Degradation of a bacterial microcompartment

Kymograph showing carboxysome localization and intensity over time

Cyanobacteria possess a unique microcompartment called the carboxysome, which consists of a protein shell encapsulating an ezymatic core. The carboxysome plays an important role in carbon fixation. It enables CO2 to be concentrated within, thereby increasing the efficiency of the carbon fixation process. While the biogenesis of the carboxysome has previously studied, the subsequent activity and eventual degradation of this microcompartment was previously unknown. Using optical microscopy, we showed the first evidence of carboxysome degradation by fluorescently labeling and tracking the carboxysome. Our findings suggest that shell breakage is the main cause of inactivation of this microcompartment. We also observed recruitment of the exposed enzymatic core towards the membrane, indicating the existence of a previously unknown recycling or repair pathway. Our findings were reported in Science Advances 6 eaba1269 (2020).

How genes are inherited in polyploid organisms

Kymograph showing carboxysome localization and intensity over time

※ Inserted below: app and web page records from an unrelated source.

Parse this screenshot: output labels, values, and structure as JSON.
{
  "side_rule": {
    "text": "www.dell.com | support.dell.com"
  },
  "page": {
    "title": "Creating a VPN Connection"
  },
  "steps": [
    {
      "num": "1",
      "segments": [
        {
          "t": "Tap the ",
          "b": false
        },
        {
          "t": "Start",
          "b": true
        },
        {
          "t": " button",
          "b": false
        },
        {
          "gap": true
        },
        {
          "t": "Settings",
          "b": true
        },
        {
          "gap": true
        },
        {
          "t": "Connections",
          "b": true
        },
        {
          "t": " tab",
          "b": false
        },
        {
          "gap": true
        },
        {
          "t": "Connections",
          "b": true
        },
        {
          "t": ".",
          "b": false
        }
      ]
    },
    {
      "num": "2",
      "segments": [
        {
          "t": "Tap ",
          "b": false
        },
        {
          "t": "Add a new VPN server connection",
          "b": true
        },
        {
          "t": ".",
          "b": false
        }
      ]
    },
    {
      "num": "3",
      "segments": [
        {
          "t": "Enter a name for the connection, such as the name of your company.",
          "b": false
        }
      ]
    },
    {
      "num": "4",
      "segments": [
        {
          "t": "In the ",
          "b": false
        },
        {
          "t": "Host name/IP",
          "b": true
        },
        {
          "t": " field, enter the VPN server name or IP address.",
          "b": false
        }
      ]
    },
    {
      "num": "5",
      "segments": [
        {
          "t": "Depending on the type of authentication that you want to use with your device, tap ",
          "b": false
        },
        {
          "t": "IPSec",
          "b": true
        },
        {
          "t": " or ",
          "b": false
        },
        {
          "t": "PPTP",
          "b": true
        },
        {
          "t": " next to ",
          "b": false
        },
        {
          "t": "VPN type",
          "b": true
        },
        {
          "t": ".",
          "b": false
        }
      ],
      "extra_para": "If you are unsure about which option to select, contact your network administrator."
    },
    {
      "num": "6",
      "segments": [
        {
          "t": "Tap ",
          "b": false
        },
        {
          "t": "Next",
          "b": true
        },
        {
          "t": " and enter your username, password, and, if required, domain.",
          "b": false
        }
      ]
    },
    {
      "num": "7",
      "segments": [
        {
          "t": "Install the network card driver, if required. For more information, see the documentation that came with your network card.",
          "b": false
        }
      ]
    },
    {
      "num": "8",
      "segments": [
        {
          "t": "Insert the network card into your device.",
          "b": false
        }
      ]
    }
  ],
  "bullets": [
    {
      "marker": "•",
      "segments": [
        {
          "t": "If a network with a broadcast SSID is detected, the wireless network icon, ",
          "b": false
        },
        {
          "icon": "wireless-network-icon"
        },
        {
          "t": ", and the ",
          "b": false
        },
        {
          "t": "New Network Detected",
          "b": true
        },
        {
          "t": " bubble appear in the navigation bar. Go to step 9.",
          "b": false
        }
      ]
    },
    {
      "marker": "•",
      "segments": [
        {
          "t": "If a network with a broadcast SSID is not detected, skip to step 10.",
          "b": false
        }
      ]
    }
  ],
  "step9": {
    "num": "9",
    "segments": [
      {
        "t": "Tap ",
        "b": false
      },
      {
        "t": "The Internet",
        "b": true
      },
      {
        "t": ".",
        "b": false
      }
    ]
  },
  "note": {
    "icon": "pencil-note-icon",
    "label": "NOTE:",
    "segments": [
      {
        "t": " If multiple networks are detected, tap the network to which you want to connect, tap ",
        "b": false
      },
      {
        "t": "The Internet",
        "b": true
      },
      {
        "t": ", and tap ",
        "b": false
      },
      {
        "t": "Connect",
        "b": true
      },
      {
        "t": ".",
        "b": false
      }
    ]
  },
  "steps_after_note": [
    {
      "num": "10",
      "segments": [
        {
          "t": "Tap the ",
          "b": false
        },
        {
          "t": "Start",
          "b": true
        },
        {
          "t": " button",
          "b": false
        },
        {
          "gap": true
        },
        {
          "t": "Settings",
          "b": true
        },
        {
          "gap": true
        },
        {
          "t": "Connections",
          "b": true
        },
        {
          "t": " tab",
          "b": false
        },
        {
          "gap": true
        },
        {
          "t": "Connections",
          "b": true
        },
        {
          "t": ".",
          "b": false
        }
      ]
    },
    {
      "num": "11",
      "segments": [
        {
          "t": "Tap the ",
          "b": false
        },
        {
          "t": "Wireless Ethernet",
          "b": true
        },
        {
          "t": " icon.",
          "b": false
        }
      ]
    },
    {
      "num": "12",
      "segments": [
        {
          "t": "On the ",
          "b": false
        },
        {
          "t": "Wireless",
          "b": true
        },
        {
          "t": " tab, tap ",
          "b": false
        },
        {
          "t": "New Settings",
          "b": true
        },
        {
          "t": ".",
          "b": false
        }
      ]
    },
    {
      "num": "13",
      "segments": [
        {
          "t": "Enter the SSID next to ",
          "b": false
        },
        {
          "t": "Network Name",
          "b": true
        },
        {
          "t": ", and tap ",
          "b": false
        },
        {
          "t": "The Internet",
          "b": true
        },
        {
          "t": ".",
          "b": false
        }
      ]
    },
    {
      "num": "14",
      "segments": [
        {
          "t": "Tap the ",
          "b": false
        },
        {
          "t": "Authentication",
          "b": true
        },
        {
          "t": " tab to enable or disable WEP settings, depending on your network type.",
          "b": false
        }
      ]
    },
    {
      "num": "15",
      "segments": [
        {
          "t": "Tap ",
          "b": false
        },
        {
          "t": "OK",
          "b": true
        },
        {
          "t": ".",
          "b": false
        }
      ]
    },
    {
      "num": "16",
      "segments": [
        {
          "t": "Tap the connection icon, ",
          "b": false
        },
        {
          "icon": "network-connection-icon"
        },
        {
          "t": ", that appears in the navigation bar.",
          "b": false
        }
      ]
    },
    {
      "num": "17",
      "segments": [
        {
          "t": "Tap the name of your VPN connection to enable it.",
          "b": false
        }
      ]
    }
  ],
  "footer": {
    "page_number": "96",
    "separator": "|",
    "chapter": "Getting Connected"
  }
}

In this study, we looked at how genetic inheritance occurs in polyploid bacteria, which have multiple, identical chromosome copies. The effect of increasing chromosome copy number is currently unclear. In this experiment, we fluorescently labeled chromosomes and observed how these chromosomes were passed on through different generations. I developed the image analysis tools to count the number of chromosomes within each cell, enabling them to be tracked over successive generations. By using CRISPR-interference to inhibit essential cell functions, such as growth and division, we were also able to study the effect of growth rate on chromosome dynamics. To our surprise, we found that cells were surprisingly resilient to manipulations of chromosome number, even continuing to grow for a period of time in the absence of chromosomes altogether. This paper is currently being revised for resubmission. A preprint is available on bioRxiv.